Treatment Planning

The Carol G. Simon Cancer Center is outfitted with the most technologically advanced radiation equipment.

For Our Planning We Utilize

  • 3-D Conformal Treatment Planning: Three-dimensional (3D) conformal radiation therapy uses computer technology to create a three-dimensional picture of a patient’s tumor and their internal anatomy so that multiple radiation beams can be shaped to conform exactly to the shape of the treatment area.
  • This is particularly useful when the tumor has an irregular shape or is located very close to any critical organs. Three-dimensional customized shaping of the radiation beams allows our physicians to treat the tumor with very high doses of radiation, while sparing the normal surrounding tissues to the greatest extent possible.
  • Immobilization casts that are custom-designed for precise, reproducible positioning on the treatment table. These devices are used during the radiation procedure to optimize the treatment.
  • Complete mould room facilities where beam-shaping devices are fabricated within millimeter tolerances of the patient’s treatment specifications.
Intensity Modulated Radiation Therapy (IMRT)

IMRT (intensity modulated radiation therapy) is the most advanced approach to what is known as 3D conformal radiation. The ultra-precise IMRT technique has already been shown to improve outcomes and reduce toxicity in cancers of the prostate, head and neck. Currently ongoing studies are examining the use of IMRT for a wide variety of other cancers, including breast, brain and gynecologic.

IMRT uses computer-generated images based on a patient’s CT scan anatomy to plan and deliver more focused radiation than is possible with conventional therapy. With this capability, clinicians can exquisitely “paint” a precise radiation dose that conforms to the shape and depth of a tumor, while significantly reducing adverse effects on healthy tissues.

The preciseness of IMRT allows physicians to deliver substantially more cancer-killing radiation to tumors and, at the same time, to decrease potentially harmful doses to surrounding normal tissue. Clinical studies indicate that the higher doses delivered via IMRT improve local tumor control.
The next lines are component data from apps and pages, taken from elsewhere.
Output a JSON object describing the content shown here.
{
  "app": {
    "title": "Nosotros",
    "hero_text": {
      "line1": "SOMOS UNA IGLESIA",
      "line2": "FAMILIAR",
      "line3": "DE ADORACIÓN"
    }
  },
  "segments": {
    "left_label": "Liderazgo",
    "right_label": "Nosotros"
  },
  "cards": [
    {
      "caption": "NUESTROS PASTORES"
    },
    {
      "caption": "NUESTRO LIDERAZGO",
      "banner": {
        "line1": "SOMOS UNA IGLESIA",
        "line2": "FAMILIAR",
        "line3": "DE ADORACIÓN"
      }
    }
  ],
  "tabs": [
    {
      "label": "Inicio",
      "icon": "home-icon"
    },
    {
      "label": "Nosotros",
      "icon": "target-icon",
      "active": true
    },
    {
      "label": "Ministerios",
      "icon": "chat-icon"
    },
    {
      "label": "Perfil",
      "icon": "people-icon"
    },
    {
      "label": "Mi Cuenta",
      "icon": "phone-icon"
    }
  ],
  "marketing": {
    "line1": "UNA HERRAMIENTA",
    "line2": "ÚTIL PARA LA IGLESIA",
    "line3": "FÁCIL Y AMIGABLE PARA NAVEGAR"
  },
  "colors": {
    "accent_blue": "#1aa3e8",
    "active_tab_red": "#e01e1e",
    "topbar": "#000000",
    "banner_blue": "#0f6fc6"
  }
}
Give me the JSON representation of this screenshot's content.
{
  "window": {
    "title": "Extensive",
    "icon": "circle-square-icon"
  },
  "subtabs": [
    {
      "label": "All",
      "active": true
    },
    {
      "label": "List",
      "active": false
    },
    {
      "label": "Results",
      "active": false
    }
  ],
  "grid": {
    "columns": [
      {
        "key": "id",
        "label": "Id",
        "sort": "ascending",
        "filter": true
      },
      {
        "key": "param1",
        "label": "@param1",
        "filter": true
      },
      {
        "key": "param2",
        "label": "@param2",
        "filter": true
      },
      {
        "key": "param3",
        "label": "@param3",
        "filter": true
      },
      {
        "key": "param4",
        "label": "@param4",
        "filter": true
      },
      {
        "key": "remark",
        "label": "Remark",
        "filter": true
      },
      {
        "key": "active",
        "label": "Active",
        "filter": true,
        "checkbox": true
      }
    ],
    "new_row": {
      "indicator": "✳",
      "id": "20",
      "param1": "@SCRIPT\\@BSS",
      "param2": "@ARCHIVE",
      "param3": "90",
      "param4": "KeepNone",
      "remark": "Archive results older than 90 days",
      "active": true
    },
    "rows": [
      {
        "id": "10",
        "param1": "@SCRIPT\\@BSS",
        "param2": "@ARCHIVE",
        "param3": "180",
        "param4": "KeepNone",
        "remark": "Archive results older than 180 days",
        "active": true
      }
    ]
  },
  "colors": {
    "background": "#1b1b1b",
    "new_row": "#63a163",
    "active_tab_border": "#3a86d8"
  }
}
Recent studies in prostate cancer have shown that IMRT improves the chance of remaining recurrence-free while simultaneously reducing the rate of certain normal tissue complications from 10 percent to 2 percent.

The precision of IMRT is achieved through the integration of a computerized medical linear accelerator (which produces the radiation beams) with advanced treatment planning software and specialized blocking devices that “sculpt” the radiation beam.<